Rare Virginia published map showing the route of the Virginia & Tennessee Railroad, extending from Lynchburg, Virginia to Bristol, Tennessee.
The map was published in Richmond at about the same time as the full route was completed in 1856.
Built in the 1850s, the Virginia & Tennessee ran through southwestern Virginia along the length of the Great Valley of Virginia. The railroad extended westward from Lynchburg, through a gap in the Blue Ridge Mountains near the town of Big Lick (now Roanoke), before turning southwestward and followed the Great Valley to Bristol.

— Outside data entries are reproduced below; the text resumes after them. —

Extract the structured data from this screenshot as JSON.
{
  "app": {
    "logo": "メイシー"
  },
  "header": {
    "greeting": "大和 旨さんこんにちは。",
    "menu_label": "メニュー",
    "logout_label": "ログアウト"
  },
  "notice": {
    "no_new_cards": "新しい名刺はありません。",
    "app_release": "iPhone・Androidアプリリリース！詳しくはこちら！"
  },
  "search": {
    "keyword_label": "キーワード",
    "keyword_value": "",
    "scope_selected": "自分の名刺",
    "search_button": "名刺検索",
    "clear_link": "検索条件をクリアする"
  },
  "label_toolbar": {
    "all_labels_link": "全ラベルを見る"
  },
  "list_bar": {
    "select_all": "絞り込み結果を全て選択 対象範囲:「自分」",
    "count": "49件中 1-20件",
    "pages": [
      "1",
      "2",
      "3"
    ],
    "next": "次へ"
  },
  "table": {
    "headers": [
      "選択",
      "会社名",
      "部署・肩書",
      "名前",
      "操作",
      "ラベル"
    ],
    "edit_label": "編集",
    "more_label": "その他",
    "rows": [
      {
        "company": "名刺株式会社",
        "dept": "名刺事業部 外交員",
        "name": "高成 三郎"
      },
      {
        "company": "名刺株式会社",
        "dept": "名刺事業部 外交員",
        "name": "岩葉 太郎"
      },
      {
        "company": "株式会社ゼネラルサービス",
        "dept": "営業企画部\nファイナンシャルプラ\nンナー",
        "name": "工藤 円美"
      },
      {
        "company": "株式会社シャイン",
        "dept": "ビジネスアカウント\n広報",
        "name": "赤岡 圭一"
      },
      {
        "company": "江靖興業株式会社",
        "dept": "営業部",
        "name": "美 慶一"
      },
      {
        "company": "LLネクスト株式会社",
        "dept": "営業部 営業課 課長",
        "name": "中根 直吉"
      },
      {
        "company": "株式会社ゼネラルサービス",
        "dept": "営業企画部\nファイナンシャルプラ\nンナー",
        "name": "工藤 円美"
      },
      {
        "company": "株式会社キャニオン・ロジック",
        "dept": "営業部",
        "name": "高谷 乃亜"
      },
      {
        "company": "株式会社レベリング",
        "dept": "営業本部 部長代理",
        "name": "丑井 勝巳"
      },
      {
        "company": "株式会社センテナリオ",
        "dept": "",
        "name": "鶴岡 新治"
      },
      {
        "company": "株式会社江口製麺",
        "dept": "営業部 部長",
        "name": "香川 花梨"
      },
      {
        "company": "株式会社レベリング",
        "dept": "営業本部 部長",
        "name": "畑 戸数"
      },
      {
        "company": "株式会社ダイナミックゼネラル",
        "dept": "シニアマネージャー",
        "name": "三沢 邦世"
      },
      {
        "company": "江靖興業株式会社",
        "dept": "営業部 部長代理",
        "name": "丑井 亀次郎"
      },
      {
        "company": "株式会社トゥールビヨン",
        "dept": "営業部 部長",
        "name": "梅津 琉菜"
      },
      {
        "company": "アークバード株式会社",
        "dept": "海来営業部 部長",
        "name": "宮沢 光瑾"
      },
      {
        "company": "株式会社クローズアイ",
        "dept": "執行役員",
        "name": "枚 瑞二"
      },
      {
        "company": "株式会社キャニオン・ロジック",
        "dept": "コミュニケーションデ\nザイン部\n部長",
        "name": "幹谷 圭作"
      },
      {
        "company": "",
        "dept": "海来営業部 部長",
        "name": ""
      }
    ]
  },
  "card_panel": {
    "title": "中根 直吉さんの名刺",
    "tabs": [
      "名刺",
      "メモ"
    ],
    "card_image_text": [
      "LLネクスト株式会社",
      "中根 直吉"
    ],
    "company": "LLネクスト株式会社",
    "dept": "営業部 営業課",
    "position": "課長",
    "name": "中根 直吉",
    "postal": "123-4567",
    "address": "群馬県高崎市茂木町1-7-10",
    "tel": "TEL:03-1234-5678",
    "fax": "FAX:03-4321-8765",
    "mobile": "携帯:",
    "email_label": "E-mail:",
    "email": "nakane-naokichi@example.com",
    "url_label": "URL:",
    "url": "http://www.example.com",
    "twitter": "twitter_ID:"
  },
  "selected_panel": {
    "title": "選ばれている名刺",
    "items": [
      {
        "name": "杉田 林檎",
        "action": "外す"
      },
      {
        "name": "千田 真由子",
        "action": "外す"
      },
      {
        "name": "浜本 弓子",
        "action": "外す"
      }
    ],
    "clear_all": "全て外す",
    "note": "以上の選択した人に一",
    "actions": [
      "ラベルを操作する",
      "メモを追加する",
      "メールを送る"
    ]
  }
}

After the Virginia government refused to fund its construction, the city of Lynchburg incorporated the railroad on March 24, 1848. Construction of the road bed began in 1850 and was completed on October 1, 1856.
During the Civil War, the railroad served as a key supply, food and troop movement route for the Confederate States Army, particularly from the capital of Richmond to the interior at Chattanooga, Tennessee. Among the vital transportation services provided by was to move raw materials from the copper mines near Cleveland, Tennessee, the lead mines near Bristol, the salt works at Saltville, Virginia and saltpeter caves throughout the region. Union forces finally captured much of the railroad and destroyed tracks and rolling stock in late 1864, although service was periodically interrupted by a series of cavalry raids earlier in the war.
Captain William Blackford attended the University of Virginia, studied engineering, and married Mary Blackford, daughter of former Virginia Governor (1836-37) Wyndham Robertson. He began his career with his father-in-law's plaster of paris mining business, before beoming assistant engineer on the Virginia & Tennessee Railroad. Blackford entered service as Lieutenant in the 1st Virginia Cavalry in May 1861, Colonel J.E.B. Stuart, commanding. He was appointed Captain, CS Engineers, in May 1862, and joined Major General Stuart's staff as Chief Engineer. He was cited by Stuart several times during the war for particular bravery, notably at 1st and 2nd Manassas. He served on the General's staff during the Maryland Campaign. After Stuart was killed at Yellow Tavern, Virginia, Blackford was appointed Lieutenant Colonel of the newly formed 1st Regiment, CS Engineer Troops. He was noted, particularly, for his work on the fortifications at Petersburg. He remained in that job until surrendering at Appomattox April 9,1865.
He resumed his engineering work as Chief Engineer with the Lynchburg & Danville Railroad, then operated a Louisiana sugar plantation. He was Professor of Mechanics and Drawing and Superintendent of Buildings and Grounds at the Virginia Agricultural and Mechanical College (later Virginia Tech) 1880-81. He was then with the Baltimore & Ohio Railroad til 1890, when he "engaged in oyster planting experiments" on Lynhaven Bay to his death in 1905.
The map is extremely rare. OCLC locates 3 examples, Library of Congress, Penn State and the State Library of Virginia.